I found this in my tank this morning, the question is has Swipes gone to a better place or has she moulted? I'm thinking (definitely hoping) that she's moulted. The carapace has lifted in a way that I think is consistent with moulting. There's no sign of her in her usual feeding spot, but that's to be expected if she's hiding out and waiting for her new shell to harden. Fingers crossed that she's fine and will reappear again soon sporting a beautiful new skeleton!
Everything seems to be ticking along nicely at the moment. The KH dipped a little following the addition of the carbon dioxide filter and I've had to up my dosing rate as a consequence. I'm hoping it means that the corals are happier with the higher pH values and have increased their growth rates. Unfortunately perhaps, also due to the dip in KH (down from approx 7.0 to 6.5), the coralline on the back wall took a bit of a beating. It's not a problem as such but clearly I need to keep a better eye on the alkalinity level.
Swipes the porcelain crab, Petrolisthes galathinus, has settled in nicely and is proving to be a star attraction with the rest of my family (after Lurch the conch, who still remains the absolute favourite inhabitant). She has made her home underneath the left-hand rock pile and spends the majority of her time hanging out with Edna & Kylie (the two wrasses), filtering out small morsels of food from the water.

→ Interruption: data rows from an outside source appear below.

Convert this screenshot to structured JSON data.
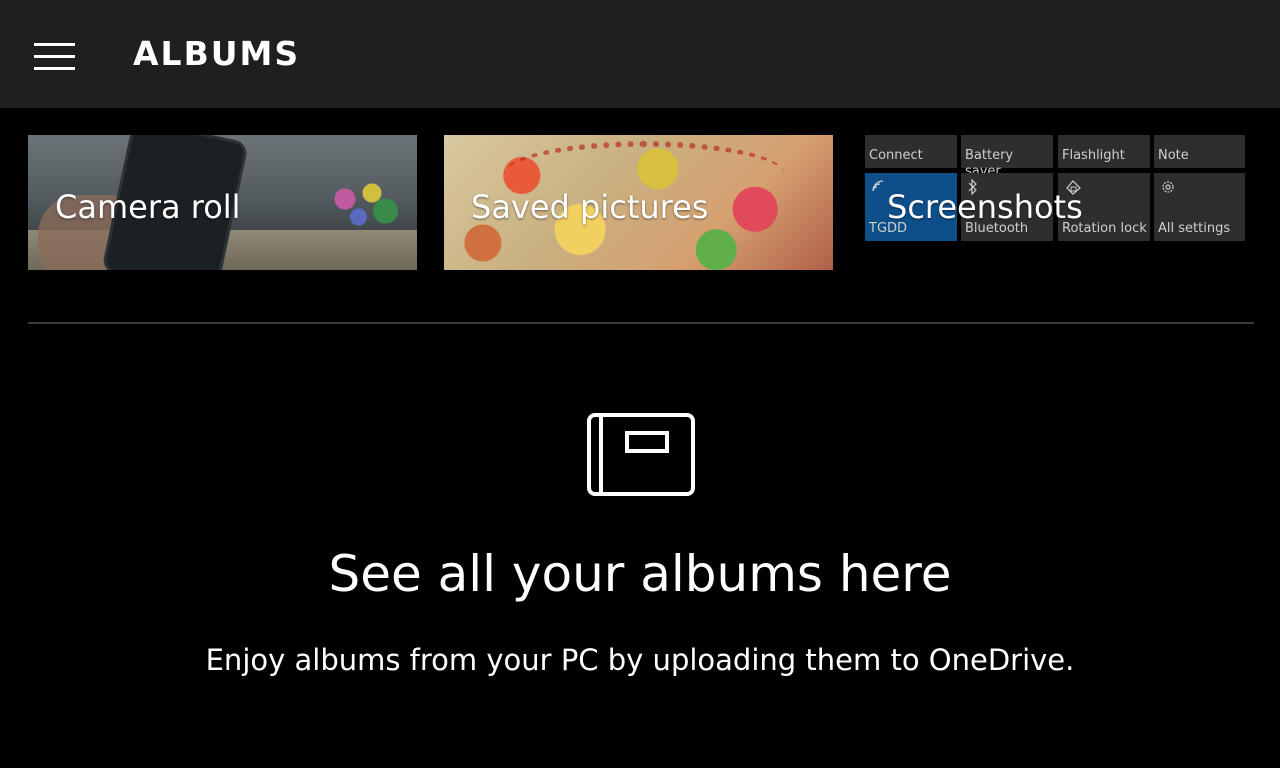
{
  "header": {
    "title": "ALBUMS",
    "menu_icon": "hamburger-menu-icon",
    "background": "#1f1f1f"
  },
  "albums": [
    {
      "label": "Camera roll"
    },
    {
      "label": "Saved pictures"
    },
    {
      "label": "Screenshots"
    }
  ],
  "screenshot_preview": {
    "quick_actions": [
      {
        "label": "Connect",
        "icon": ""
      },
      {
        "label": "Battery saver",
        "icon": ""
      },
      {
        "label": "Flashlight",
        "icon": ""
      },
      {
        "label": "Note",
        "icon": ""
      },
      {
        "label": "TGDD",
        "icon": "wifi-icon",
        "active": true
      },
      {
        "label": "Bluetooth",
        "icon": "bluetooth-icon"
      },
      {
        "label": "Rotation lock",
        "icon": "rotation-lock-icon"
      },
      {
        "label": "All settings",
        "icon": "gear-icon"
      }
    ],
    "accent_color": "#0e4f8a"
  },
  "empty_state": {
    "icon": "album-icon",
    "heading": "See all your albums here",
    "subtext": "Enjoy albums from your PC by uploading them to OneDrive."
  }
}
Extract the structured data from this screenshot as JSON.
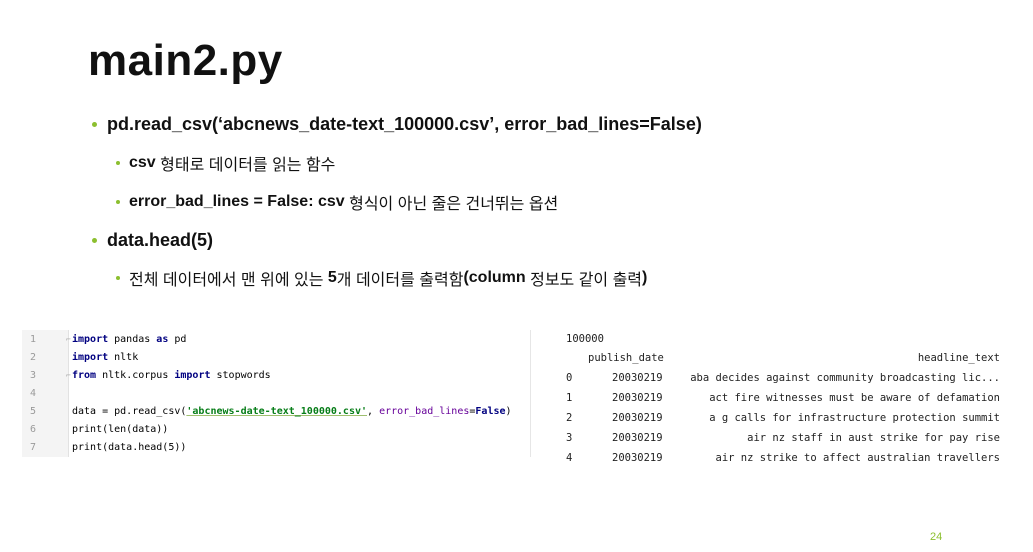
{
  "slide": {
    "title": "main2.py",
    "bullet1": {
      "text": "pd.read_csv(‘abcnews_date-text_100000.csv’, error_bad_lines=False)",
      "sub1_pre": "csv",
      "sub1_rest": " 형태로 데이터를 읽는 함수",
      "sub2_pre": "error_bad_lines = False: csv",
      "sub2_rest": " 형식이 아닌 줄은 건너뛰는 옵션"
    },
    "bullet2": {
      "text": "data.head(5)",
      "sub1_a": "전체 데이터에서 맨 위에 있는 ",
      "sub1_b": "5",
      "sub1_c": "개 데이터를 출력함",
      "sub1_d": "(column",
      "sub1_e": " 정보도 같이 출력",
      "sub1_f": ")"
    },
    "page_number": "24"
  },
  "code": {
    "line_numbers": [
      "1",
      "2",
      "3",
      "4",
      "5",
      "6",
      "7"
    ],
    "l1": {
      "kw1": "import",
      "mid": " pandas ",
      "kw2": "as",
      "end": " pd"
    },
    "l2": {
      "kw1": "import",
      "end": " nltk"
    },
    "l3": {
      "kw1": "from",
      "mid": " nltk.corpus ",
      "kw2": "import",
      "end": " stopwords"
    },
    "l5": {
      "a": "data = pd.read_csv(",
      "str": "'abcnews-date-text_100000.csv'",
      "b": ", ",
      "prm": "error_bad_lines",
      "c": "=",
      "bool": "False",
      "d": ")"
    },
    "l6": "print(len(data))",
    "l7": "print(data.head(5))"
  },
  "output": {
    "count": "100000",
    "headers": [
      "publish_date",
      "headline_text"
    ],
    "rows": [
      {
        "idx": "0",
        "date": "20030219",
        "text": "aba decides against community broadcasting lic..."
      },
      {
        "idx": "1",
        "date": "20030219",
        "text": "act fire witnesses must be aware of defamation"
      },
      {
        "idx": "2",
        "date": "20030219",
        "text": "a g calls for infrastructure protection summit"
      },
      {
        "idx": "3",
        "date": "20030219",
        "text": "air nz staff in aust strike for pay rise"
      },
      {
        "idx": "4",
        "date": "20030219",
        "text": "air nz strike to affect australian travellers"
      }
    ]
  }
}
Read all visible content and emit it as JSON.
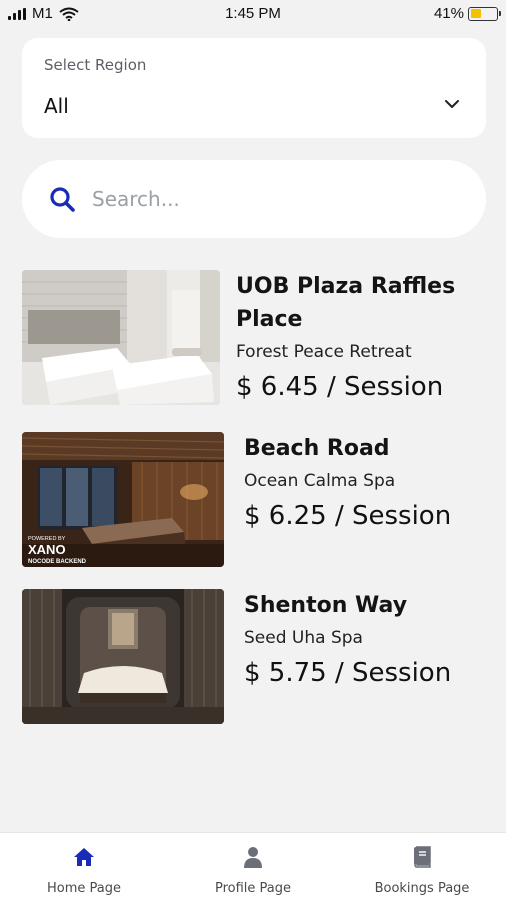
{
  "status_bar": {
    "carrier": "M1",
    "time": "1:45 PM",
    "battery_percent_label": "41%",
    "battery_level": 0.41
  },
  "region_select": {
    "label": "Select Region",
    "selected": "All"
  },
  "search": {
    "placeholder": "Search..."
  },
  "listings": [
    {
      "location": "UOB Plaza Raffles Place",
      "location_line1": "UOB Plaza Raffles",
      "location_line2": "Place",
      "spa": "Forest Peace Retreat",
      "price": "$ 6.45 / Session"
    },
    {
      "location": "Beach Road",
      "spa": "Ocean Calma Spa",
      "price": "$ 6.25 / Session",
      "watermark_powered": "POWERED BY",
      "watermark_brand": "XANO",
      "watermark_tag": "NOCODE BACKEND"
    },
    {
      "location": "Shenton Way",
      "spa": "Seed Uha Spa",
      "price": "$ 5.75 / Session"
    }
  ],
  "bottom_nav": {
    "items": [
      {
        "label": "Home Page",
        "icon": "home-icon",
        "active": true
      },
      {
        "label": "Profile Page",
        "icon": "person-icon",
        "active": false
      },
      {
        "label": "Bookings Page",
        "icon": "book-icon",
        "active": false
      }
    ]
  },
  "colors": {
    "accent": "#1a2bb8",
    "background": "#f2f2f2",
    "inactive_icon": "#6b6f78"
  }
}
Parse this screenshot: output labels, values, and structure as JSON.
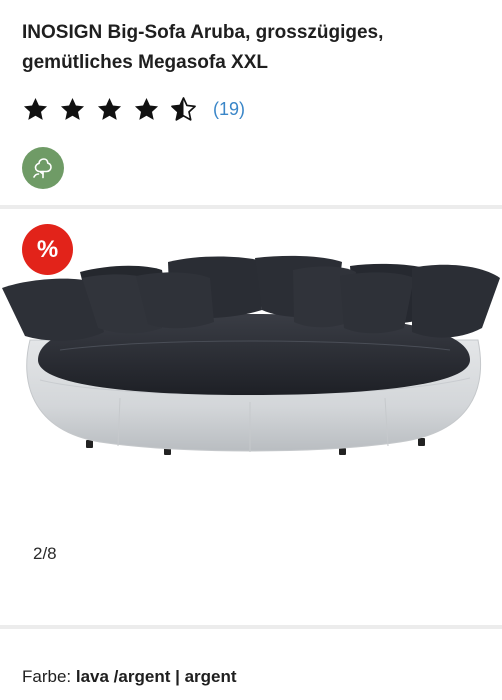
{
  "product": {
    "title": "INOSIGN Big-Sofa Aruba, grosszügiges, gemütliches Megasofa XXL",
    "rating": {
      "stars_value": 4.5,
      "stars_max": 5,
      "review_count_label": "(19)"
    },
    "eco_badge_icon": "leaf-tree-icon",
    "sale_badge_label": "%",
    "image_alt_icon": "sofa-image",
    "pager_label": "2/8",
    "color": {
      "label": "Farbe:",
      "value": "lava /argent | argent"
    }
  },
  "colors": {
    "sale_red": "#e2231a",
    "eco_green": "#6f9b66",
    "link_blue": "#3a86c8"
  }
}
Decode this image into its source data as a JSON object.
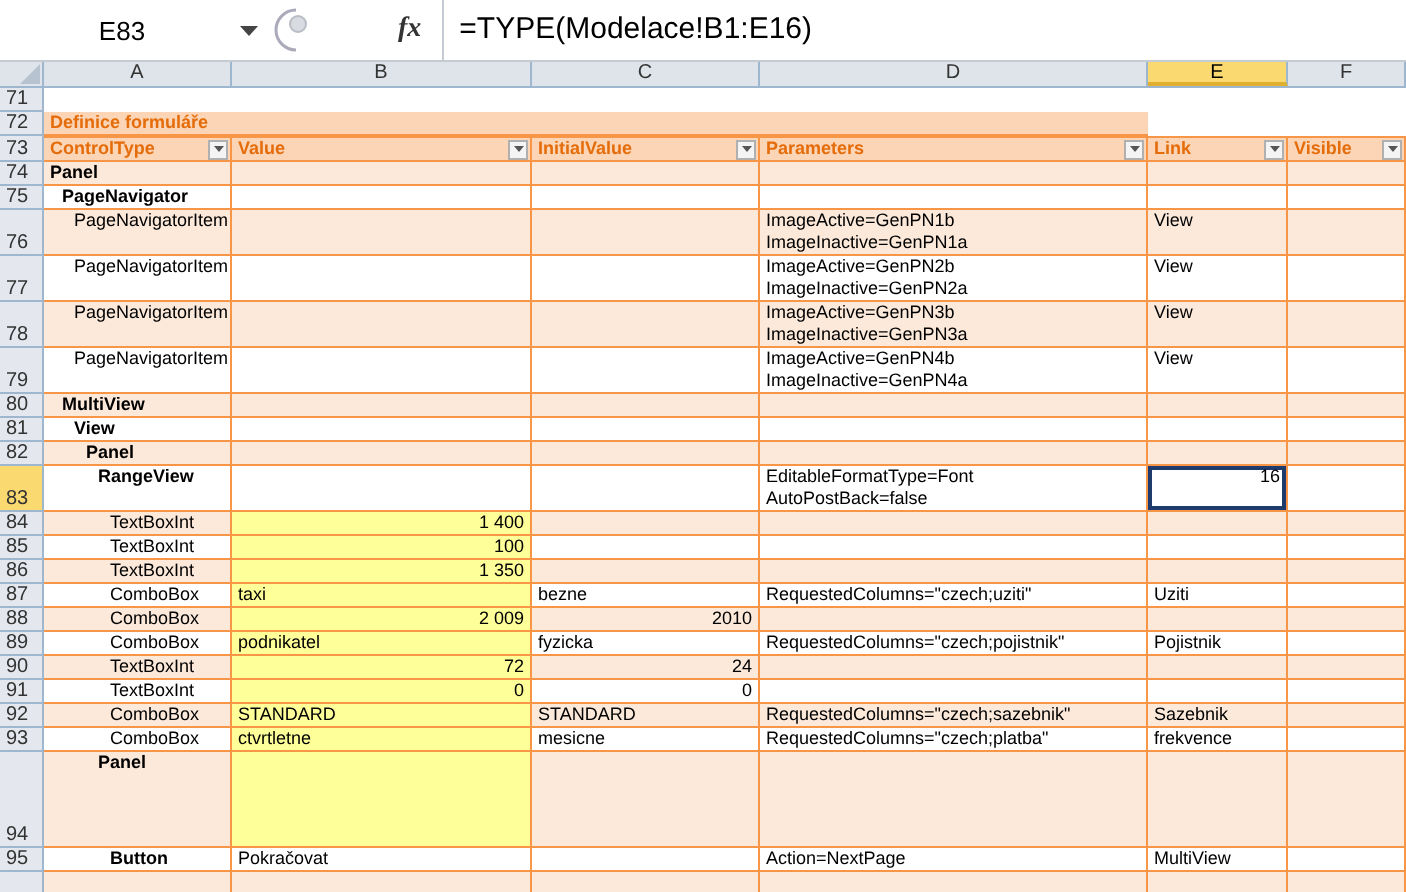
{
  "name_box": "E83",
  "fx": "fx",
  "formula": "=TYPE(Modelace!B1:E16)",
  "columns": [
    {
      "label": "A",
      "selected": false
    },
    {
      "label": "B",
      "selected": false
    },
    {
      "label": "C",
      "selected": false
    },
    {
      "label": "D",
      "selected": false
    },
    {
      "label": "E",
      "selected": true
    },
    {
      "label": "F",
      "selected": false
    }
  ],
  "blank_row": "71",
  "title": {
    "row": "72",
    "text": "Definice formuláře"
  },
  "table_header": {
    "row": "73",
    "cells": [
      "ControlType",
      "Value",
      "InitialValue",
      "Parameters",
      "Link",
      "Visible"
    ]
  },
  "tree": [
    {
      "row": "74",
      "control": "Panel",
      "bold": true,
      "selected": false,
      "children": [
        {
          "row": "75",
          "control": "PageNavigator",
          "bold": true,
          "selected": false,
          "children": [
            {
              "row": "76",
              "control": "PageNavigatorItem",
              "bold": false,
              "selected": false,
              "parameters": "ImageActive=GenPN1b\nImageInactive=GenPN1a",
              "link": "View"
            },
            {
              "row": "77",
              "control": "PageNavigatorItem",
              "bold": false,
              "selected": false,
              "parameters": "ImageActive=GenPN2b\nImageInactive=GenPN2a",
              "link": "View"
            },
            {
              "row": "78",
              "control": "PageNavigatorItem",
              "bold": false,
              "selected": false,
              "parameters": "ImageActive=GenPN3b\nImageInactive=GenPN3a",
              "link": "View"
            },
            {
              "row": "79",
              "control": "PageNavigatorItem",
              "bold": false,
              "selected": false,
              "parameters": "ImageActive=GenPN4b\nImageInactive=GenPN4a",
              "link": "View"
            }
          ]
        },
        {
          "row": "80",
          "control": "MultiView",
          "bold": true,
          "selected": false,
          "children": [
            {
              "row": "81",
              "control": "View",
              "bold": true,
              "selected": false,
              "children": [
                {
                  "row": "82",
                  "control": "Panel",
                  "bold": true,
                  "selected": false,
                  "children": [
                    {
                      "row": "83",
                      "control": "RangeView",
                      "bold": true,
                      "selected": true,
                      "parameters": "EditableFormatType=Font\nAutoPostBack=false",
                      "link": {
                        "text": "16",
                        "numeric": true
                      },
                      "children": [
                        {
                          "row": "84",
                          "control": "TextBoxInt",
                          "bold": false,
                          "selected": false,
                          "input": true,
                          "value": {
                            "text": "1 400",
                            "numeric": true
                          }
                        },
                        {
                          "row": "85",
                          "control": "TextBoxInt",
                          "bold": false,
                          "selected": false,
                          "input": true,
                          "value": {
                            "text": "100",
                            "numeric": true
                          }
                        },
                        {
                          "row": "86",
                          "control": "TextBoxInt",
                          "bold": false,
                          "selected": false,
                          "input": true,
                          "value": {
                            "text": "1 350",
                            "numeric": true
                          }
                        },
                        {
                          "row": "87",
                          "control": "ComboBox",
                          "bold": false,
                          "selected": false,
                          "input": true,
                          "value": {
                            "text": "taxi",
                            "numeric": false
                          },
                          "initial": {
                            "text": "bezne",
                            "numeric": false
                          },
                          "parameters": "RequestedColumns=\"czech;uziti\"",
                          "link": "Uziti"
                        },
                        {
                          "row": "88",
                          "control": "ComboBox",
                          "bold": false,
                          "selected": false,
                          "input": true,
                          "value": {
                            "text": "2 009",
                            "numeric": true
                          },
                          "initial": {
                            "text": "2010",
                            "numeric": true
                          }
                        },
                        {
                          "row": "89",
                          "control": "ComboBox",
                          "bold": false,
                          "selected": false,
                          "input": true,
                          "value": {
                            "text": "podnikatel",
                            "numeric": false
                          },
                          "initial": {
                            "text": "fyzicka",
                            "numeric": false
                          },
                          "parameters": "RequestedColumns=\"czech;pojistnik\"",
                          "link": "Pojistnik"
                        },
                        {
                          "row": "90",
                          "control": "TextBoxInt",
                          "bold": false,
                          "selected": false,
                          "input": true,
                          "value": {
                            "text": "72",
                            "numeric": true
                          },
                          "initial": {
                            "text": "24",
                            "numeric": true
                          }
                        },
                        {
                          "row": "91",
                          "control": "TextBoxInt",
                          "bold": false,
                          "selected": false,
                          "input": true,
                          "value": {
                            "text": "0",
                            "numeric": true
                          },
                          "initial": {
                            "text": "0",
                            "numeric": true
                          }
                        },
                        {
                          "row": "92",
                          "control": "ComboBox",
                          "bold": false,
                          "selected": false,
                          "input": true,
                          "value": {
                            "text": "STANDARD",
                            "numeric": false
                          },
                          "initial": {
                            "text": "STANDARD",
                            "numeric": false
                          },
                          "parameters": "RequestedColumns=\"czech;sazebnik\"",
                          "link": "Sazebnik"
                        },
                        {
                          "row": "93",
                          "control": "ComboBox",
                          "bold": false,
                          "selected": false,
                          "input": true,
                          "value": {
                            "text": "ctvrtletne",
                            "numeric": false
                          },
                          "initial": {
                            "text": "mesicne",
                            "numeric": false
                          },
                          "parameters": "RequestedColumns=\"czech;platba\"",
                          "link": "frekvence"
                        }
                      ]
                    },
                    {
                      "row": "94",
                      "control": "Panel",
                      "bold": true,
                      "selected": false,
                      "input": true,
                      "tall": true,
                      "children": [
                        {
                          "row": "95",
                          "control": "Button",
                          "bold": true,
                          "selected": false,
                          "value": {
                            "text": "Pokračovat",
                            "numeric": false
                          },
                          "parameters": "Action=NextPage",
                          "link": "MultiView"
                        }
                      ]
                    }
                  ]
                }
              ]
            }
          ]
        }
      ]
    }
  ]
}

Ming, the Pom Pom crab (Lybia sp.) has also settled into the left-hand rock pile, in a small hole, way under the ledge. He's still pretty shy and we don't get to see him out in the open very much as of yet, I did manage to capture a sneaky shot of him in his hidey hole using flash today however.
It's pretty time consuming trying to take individual photos of all the corals individually on the same day so there just a small selection below, I'll work on adding the rest later in the week hopefully.
To finish, I just have to share a couple more shots of Crystal the Red Spotted cleaner shrimp, Urocaridella antonbrunnii, because she is the most incredible looking shrimp.
I went away this weekend and managed to find the time to visit a few not so local fish shops (as the reef-obsessed tend to do given the opportunity). In the 3rd shop I struck gold and located the Porcelain crab (Petrolisthes galathinus) I've been searching for since I first set the tank up. She is one of the hitchhiking species that are sometimes found in live rock. I used to have one of these peaceful filter feeding crabs in my old tank and knew I wanted one for this tank too. When I arrived back home everything in the tank seemed fine and my crab (a female according to the shape of her abdomen) was duly acclimated and introduced just before the lights went out.
This morning I eagerly rushed down to check on my new crab only to discover that the curse of the Red Spot Cardinalfish had struck again. Another one of them had died, this time I discovered the body, the Lobophyllia was trying its best to eat it! The meal turned to be too much for the small coral to stomach and I was able to remove the dead fish using a pair of tongs. It was at this time that I happened to notice a small shape lying on the carpet to the side of the tank. Closer inspection showed it to be Gordon my Whitecap goby, nooooooo! He had jumped out of the tank at sometime during the night. I do have a mesh lid on the top to prevent any jumpers but somehow he still managed to find a way out, he was a very small fish after all. There is no doubt in my mind that he jumped as a direct result of the persecution by the Nudus gobies. The female in particular went out of her way to terrorise him at every opportunity. I have no idea what will happen to Al the pistol shrimp now and I dare not introduce another Whitecap as the same thing could happen all over again. He's going to have to make do on his own from now on and I expect I won't see him nearly as much as when Gordon acted as lookout for him. I feel so very, very sad today.
Hi, my name is Lisa and I live in Derby, UK. I am a self-confessed reefaholic!